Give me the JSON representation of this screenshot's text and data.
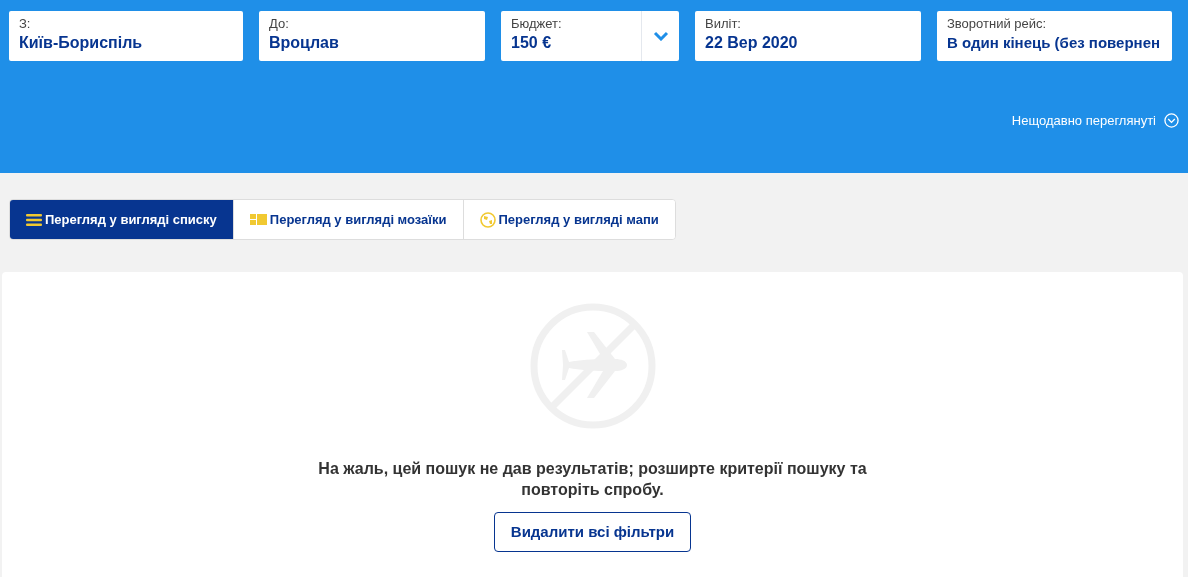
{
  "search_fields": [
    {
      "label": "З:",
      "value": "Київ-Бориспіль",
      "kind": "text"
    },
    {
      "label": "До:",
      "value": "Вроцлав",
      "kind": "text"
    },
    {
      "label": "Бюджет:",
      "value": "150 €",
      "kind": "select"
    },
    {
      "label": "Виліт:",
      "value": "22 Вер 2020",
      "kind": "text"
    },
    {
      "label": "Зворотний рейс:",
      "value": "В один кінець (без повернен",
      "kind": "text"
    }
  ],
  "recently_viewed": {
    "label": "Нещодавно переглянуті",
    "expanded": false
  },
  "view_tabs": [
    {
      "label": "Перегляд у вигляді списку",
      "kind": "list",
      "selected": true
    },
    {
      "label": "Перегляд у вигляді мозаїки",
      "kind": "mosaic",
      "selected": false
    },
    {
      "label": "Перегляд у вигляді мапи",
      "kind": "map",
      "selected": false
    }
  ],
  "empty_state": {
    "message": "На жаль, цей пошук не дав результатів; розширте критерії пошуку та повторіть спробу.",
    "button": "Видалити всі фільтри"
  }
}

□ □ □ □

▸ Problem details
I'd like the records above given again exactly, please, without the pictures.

▸ Answer box
Give me the JSON representation of this screenshot's text and data.
{
  "search_fields": [
    {
      "label": "З:",
      "value": "Київ-Бориспіль",
      "kind": "text"
    },
    {
      "label": "До:",
      "value": "Вроцлав",
      "kind": "text"
    },
    {
      "label": "Бюджет:",
      "value": "150 €",
      "kind": "select"
    },
    {
      "label": "Виліт:",
      "value": "22 Вер 2020",
      "kind": "text"
    },
    {
      "label": "Зворотний рейс:",
      "value": "В один кінець (без повернен",
      "kind": "text"
    }
  ],
  "recently_viewed": {
    "label": "Нещодавно переглянуті",
    "expanded": false
  },
  "view_tabs": [
    {
      "label": "Перегляд у вигляді списку",
      "kind": "list",
      "selected": true
    },
    {
      "label": "Перегляд у вигляді мозаїки",
      "kind": "mosaic",
      "selected": false
    },
    {
      "label": "Перегляд у вигляді мапи",
      "kind": "map",
      "selected": false
    }
  ],
  "empty_state": {
    "message": "На жаль, цей пошук не дав результатів; розширте критерії пошуку та повторіть спробу.",
    "button": "Видалити всі фільтри"
  }
}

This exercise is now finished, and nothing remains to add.